When we met, I pretended to know a lot about botany,
and I called the trees palmettos and the flowers spiderwort
though I have no idea what spiderwort looks like
or even if such a thing really exists.
When I told you that a new species
has just been named after the Bee Gees,
I could sense that you were kind of interested,
so I kept making up other celebrity orchids,
like the Joan Baez and the Pink Floyd,
the Mahalia Jackson and the Al Green.
I have always loved the way that words
themselves have shape and color,
crimson tassels and dark-green fans
to catch the sun and rain,
and when I pick the words out as I speak,
sometimes I feel like I am making
a bouquet for you, arranging them in
a little turquoise vase for presentation.
That is why, in the name of honesty, I want to tell you
it is not true that Montreal roses
were my mother’s favorite flower.
I don’t know why I said that, it just flew out of my mouth,
but I hope you will still come over
to my apartment on the weekend,
so I can show you the spatula plants in my backyard
and maybe the leopard ferns in their shimmery autumn blossom.
If not, I am afraid that I will spend my life
alone, with nothing but these words,
touching them restlessly over and over,
bored and despairing
since it seems that I have loved them—
I mean the words—
better and more honestly
than I have ever loved a person.
“Botany” from Turn Up the Ocean.
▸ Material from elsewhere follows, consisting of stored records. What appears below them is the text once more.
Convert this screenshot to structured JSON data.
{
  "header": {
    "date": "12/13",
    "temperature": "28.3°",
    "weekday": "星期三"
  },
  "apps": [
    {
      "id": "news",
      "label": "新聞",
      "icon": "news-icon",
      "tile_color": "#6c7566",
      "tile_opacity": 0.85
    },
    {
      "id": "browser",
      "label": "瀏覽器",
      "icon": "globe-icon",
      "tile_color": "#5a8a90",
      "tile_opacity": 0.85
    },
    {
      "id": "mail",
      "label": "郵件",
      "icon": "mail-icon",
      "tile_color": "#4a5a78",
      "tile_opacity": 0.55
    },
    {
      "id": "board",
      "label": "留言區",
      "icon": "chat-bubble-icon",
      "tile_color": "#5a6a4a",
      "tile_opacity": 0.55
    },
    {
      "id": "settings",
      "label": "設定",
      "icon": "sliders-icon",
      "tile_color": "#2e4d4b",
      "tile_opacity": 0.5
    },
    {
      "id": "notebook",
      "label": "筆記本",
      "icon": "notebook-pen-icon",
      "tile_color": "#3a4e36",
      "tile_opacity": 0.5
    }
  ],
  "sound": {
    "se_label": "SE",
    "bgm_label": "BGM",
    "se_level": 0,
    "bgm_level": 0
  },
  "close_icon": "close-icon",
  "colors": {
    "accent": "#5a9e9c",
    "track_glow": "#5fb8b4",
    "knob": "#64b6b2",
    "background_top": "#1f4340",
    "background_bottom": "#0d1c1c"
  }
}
Copyright © 2022 by the Estate of Tony Hoagland. Used with the permission of Graywolf Press, Minneapolis, Minnesota, www.graywolfpress.org